Researchers from the U.S. National Cancer Institute (NCI) used what they noted was “high-quality death certificate data” from the World Health Organization Mortality Database from the years 2001 to 2015 to conduct the survey. Other nations included were Australia, Chile, Denmark, England and Wales, Estonia, Finland, Germany, Mexico, the Netherlands, Norway, and Spain. Data from England and Wales was combined for the study’s purposes.
In the U.S. in 2015, drug overdoses accounted for 35 deaths in 100,000 men and 20 deaths in every 100,000 women, according to a report on the survey in U.S. News and World Report. Men’s overdose deaths typically occur at double the rate of women in a particular population. In comparison with the U.S., the next highest rate was found in Estonia, where drug overdoses accounted for 20 deaths per 100,000 men.
While troubling, this doesn’t come as a total shock to anyone paying attention how U.S. drug overdose rates have been climbing in recent years, with a record-number 71,568 Americans dying from drug overdoses in 2017 alone, according to the Centers for Disease Control and Prevention (CDC). Drug overdoses now outpace other fatalities including suicide and death from the flu and pneumonia, and that’s largely caused by the growing opioid crisis, including deaths caused by potent synthetic opioids such as fentanyl. In 2016, fentanyl accounted for nearly half of all overdose deaths, a previously unheard-of rate.

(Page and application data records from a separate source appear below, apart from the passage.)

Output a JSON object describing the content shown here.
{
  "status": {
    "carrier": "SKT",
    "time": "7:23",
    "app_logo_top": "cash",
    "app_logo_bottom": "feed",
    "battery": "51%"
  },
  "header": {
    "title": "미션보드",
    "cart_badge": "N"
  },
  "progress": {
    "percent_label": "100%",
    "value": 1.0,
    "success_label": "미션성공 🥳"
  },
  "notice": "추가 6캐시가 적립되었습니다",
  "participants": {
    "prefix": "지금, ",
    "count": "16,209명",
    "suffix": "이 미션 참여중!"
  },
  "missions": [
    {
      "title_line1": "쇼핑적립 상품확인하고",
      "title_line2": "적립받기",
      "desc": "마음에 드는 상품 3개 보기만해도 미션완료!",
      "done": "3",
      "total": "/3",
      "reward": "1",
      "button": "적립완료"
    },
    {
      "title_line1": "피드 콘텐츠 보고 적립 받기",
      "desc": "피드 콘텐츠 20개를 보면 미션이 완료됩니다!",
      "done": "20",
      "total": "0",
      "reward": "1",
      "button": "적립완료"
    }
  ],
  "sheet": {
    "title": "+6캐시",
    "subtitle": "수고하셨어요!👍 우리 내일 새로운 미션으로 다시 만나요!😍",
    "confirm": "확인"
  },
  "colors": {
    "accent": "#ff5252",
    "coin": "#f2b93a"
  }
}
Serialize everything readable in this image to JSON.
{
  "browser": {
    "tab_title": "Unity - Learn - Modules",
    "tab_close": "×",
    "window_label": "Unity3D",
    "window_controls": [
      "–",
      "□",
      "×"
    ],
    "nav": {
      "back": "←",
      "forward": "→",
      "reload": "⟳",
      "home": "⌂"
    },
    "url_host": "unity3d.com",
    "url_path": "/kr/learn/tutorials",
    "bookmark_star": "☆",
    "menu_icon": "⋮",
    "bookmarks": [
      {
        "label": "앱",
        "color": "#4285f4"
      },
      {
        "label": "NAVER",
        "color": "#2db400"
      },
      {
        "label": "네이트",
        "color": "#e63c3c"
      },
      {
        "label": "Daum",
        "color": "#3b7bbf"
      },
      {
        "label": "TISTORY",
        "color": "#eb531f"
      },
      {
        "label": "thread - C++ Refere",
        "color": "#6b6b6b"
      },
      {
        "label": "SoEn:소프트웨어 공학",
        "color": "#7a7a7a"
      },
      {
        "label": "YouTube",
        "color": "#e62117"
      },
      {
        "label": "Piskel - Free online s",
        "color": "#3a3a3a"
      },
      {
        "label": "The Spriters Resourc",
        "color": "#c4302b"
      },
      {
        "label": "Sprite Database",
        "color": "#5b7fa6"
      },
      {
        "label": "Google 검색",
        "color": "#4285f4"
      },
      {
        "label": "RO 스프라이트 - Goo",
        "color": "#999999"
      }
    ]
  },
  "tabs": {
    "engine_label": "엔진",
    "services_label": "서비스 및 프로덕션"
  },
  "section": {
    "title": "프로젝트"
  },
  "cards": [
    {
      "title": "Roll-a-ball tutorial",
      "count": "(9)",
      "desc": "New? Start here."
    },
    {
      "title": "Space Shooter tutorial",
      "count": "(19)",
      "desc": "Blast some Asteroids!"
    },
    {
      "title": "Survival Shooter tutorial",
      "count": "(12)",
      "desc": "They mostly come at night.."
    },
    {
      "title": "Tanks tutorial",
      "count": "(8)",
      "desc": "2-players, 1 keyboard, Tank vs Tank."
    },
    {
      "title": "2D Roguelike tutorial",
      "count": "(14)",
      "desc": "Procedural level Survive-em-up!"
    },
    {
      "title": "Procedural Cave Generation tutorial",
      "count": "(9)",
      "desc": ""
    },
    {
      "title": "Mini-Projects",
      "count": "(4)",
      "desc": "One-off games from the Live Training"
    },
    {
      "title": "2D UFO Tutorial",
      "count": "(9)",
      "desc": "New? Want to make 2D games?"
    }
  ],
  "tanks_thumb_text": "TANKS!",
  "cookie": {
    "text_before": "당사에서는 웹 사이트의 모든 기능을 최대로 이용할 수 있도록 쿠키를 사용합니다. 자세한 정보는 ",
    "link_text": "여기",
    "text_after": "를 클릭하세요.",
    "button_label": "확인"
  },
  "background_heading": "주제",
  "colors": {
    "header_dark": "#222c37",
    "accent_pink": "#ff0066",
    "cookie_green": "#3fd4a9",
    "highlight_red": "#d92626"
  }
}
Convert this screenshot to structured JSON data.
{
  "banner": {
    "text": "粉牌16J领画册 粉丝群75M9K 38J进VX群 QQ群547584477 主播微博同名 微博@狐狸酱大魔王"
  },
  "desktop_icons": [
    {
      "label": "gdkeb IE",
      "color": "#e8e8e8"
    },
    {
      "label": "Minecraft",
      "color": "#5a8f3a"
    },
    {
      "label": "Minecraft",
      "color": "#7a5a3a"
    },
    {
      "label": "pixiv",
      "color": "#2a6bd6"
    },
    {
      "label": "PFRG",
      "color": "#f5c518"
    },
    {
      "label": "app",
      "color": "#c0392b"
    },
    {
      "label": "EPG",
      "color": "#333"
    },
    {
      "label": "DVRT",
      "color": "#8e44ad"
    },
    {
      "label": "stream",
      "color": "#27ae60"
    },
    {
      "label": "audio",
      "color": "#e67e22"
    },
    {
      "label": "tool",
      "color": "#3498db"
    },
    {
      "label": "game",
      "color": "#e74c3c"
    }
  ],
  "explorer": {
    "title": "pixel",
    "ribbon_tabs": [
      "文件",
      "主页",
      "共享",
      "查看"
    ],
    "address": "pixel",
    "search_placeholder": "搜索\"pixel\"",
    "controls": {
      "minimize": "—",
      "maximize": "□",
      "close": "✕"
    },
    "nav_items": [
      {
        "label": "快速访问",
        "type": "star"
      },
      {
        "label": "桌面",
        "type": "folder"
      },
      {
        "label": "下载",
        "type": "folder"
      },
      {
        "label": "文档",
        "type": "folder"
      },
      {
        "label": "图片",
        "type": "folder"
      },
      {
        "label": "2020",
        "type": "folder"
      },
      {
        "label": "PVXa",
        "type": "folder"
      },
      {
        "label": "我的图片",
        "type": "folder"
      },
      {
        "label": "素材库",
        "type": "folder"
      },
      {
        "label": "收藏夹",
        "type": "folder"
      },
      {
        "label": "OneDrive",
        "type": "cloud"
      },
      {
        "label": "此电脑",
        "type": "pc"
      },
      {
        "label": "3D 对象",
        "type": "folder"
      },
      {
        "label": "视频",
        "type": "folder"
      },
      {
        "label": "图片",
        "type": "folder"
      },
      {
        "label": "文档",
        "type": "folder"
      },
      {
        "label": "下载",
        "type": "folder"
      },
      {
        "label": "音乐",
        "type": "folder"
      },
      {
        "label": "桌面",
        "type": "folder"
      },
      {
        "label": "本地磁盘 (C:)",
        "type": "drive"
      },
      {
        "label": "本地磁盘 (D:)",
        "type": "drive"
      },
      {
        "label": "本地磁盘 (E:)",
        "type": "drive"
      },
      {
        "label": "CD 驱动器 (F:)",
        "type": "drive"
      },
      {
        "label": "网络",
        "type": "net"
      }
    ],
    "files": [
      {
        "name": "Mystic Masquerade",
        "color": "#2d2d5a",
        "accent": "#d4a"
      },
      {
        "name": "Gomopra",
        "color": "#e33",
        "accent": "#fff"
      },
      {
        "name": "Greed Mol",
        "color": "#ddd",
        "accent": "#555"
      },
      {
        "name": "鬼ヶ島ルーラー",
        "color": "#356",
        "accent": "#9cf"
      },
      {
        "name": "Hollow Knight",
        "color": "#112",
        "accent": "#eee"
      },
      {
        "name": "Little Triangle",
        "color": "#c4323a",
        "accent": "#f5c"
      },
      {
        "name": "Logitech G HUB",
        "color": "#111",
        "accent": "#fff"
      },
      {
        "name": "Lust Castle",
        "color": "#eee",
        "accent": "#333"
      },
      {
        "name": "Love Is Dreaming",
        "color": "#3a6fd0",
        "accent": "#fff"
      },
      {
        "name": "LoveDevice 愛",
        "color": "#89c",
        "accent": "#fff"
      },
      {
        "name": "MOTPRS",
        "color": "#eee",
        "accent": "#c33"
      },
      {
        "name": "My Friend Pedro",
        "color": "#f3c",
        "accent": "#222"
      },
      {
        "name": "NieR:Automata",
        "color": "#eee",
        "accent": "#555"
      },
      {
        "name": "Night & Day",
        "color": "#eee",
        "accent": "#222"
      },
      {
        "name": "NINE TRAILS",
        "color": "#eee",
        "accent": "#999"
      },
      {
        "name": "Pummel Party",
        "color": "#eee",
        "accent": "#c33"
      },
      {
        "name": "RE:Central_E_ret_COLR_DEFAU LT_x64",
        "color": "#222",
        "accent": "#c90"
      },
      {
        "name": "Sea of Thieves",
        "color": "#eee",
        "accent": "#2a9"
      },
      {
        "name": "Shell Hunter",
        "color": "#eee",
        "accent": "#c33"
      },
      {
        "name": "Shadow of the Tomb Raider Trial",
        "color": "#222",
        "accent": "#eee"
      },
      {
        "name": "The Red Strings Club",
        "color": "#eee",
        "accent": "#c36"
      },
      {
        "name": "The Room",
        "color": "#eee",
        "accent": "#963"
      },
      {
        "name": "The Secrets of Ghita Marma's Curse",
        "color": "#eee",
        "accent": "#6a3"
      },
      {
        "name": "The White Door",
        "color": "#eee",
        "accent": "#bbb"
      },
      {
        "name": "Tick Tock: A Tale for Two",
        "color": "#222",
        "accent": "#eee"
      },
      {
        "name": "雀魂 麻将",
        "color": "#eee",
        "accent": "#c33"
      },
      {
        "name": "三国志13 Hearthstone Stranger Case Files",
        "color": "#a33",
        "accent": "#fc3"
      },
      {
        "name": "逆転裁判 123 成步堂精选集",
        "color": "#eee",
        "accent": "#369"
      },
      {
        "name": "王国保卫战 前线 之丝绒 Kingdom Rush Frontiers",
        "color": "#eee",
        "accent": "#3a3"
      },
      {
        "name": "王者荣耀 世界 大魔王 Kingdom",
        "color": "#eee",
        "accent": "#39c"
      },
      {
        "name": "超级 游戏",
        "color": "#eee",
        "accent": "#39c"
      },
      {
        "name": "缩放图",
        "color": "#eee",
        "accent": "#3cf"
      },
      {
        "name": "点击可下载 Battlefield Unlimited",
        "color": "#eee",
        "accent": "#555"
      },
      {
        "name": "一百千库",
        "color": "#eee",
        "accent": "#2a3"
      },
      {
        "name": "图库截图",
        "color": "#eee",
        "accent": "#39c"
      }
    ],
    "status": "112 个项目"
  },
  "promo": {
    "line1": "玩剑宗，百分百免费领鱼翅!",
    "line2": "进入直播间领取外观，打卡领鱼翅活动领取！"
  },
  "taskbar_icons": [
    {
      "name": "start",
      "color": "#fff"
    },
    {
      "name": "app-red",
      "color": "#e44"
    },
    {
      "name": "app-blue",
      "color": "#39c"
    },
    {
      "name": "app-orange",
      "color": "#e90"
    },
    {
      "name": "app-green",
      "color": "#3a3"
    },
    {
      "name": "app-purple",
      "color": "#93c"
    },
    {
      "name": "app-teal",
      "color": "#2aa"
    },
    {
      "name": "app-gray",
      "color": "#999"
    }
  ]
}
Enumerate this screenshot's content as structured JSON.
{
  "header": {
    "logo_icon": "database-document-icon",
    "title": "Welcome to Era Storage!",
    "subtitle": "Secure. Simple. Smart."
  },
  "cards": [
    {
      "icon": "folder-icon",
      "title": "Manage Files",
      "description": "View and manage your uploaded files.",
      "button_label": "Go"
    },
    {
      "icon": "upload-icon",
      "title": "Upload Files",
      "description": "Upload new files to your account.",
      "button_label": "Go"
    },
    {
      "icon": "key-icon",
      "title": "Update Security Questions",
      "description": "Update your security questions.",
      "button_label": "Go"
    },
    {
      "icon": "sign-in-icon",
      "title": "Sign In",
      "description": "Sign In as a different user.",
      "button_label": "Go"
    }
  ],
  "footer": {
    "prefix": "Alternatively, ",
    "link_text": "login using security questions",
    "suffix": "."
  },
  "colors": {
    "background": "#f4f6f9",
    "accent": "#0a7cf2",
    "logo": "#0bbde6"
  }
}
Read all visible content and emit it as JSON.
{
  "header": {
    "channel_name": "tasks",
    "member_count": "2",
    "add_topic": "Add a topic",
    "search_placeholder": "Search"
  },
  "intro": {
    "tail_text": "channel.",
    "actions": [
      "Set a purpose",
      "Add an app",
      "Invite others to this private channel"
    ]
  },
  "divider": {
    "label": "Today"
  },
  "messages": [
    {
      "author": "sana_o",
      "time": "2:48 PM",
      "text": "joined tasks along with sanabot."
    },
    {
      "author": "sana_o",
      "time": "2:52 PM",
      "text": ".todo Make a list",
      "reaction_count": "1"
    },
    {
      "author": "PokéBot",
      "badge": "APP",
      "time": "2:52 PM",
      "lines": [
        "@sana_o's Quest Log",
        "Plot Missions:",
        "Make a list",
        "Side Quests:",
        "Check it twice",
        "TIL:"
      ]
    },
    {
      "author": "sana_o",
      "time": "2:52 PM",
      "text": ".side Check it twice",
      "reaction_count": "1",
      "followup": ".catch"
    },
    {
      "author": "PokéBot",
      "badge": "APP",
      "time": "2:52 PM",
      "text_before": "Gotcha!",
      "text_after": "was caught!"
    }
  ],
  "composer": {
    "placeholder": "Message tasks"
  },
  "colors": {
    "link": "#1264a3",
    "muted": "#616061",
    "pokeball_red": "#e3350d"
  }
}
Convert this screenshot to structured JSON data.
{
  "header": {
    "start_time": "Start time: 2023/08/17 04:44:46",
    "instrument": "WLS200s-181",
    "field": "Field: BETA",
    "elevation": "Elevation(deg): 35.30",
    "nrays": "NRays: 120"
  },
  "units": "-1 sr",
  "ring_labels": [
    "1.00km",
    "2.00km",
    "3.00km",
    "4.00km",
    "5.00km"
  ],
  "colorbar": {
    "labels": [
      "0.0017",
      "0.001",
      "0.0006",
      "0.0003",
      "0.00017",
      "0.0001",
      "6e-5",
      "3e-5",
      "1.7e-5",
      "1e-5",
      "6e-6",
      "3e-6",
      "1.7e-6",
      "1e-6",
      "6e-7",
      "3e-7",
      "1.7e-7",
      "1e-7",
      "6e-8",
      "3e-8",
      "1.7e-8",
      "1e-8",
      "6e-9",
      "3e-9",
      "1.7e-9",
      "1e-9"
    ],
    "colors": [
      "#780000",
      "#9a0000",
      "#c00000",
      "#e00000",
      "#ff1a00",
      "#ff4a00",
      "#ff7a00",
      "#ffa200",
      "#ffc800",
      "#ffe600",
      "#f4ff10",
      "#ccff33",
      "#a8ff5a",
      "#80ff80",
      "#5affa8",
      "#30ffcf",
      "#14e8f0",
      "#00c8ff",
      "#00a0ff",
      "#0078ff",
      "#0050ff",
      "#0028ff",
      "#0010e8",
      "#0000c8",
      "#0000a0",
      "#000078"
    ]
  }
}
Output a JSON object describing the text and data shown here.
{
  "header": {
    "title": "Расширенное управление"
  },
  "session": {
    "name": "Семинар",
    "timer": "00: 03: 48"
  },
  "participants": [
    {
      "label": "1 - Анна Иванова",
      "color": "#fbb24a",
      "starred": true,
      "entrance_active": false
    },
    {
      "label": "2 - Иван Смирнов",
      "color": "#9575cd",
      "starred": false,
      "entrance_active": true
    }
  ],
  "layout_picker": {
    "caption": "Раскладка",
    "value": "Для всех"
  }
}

Researchers have also noted that in the 21st century, drug overdose mortality rates in the U.S. have more than doubled.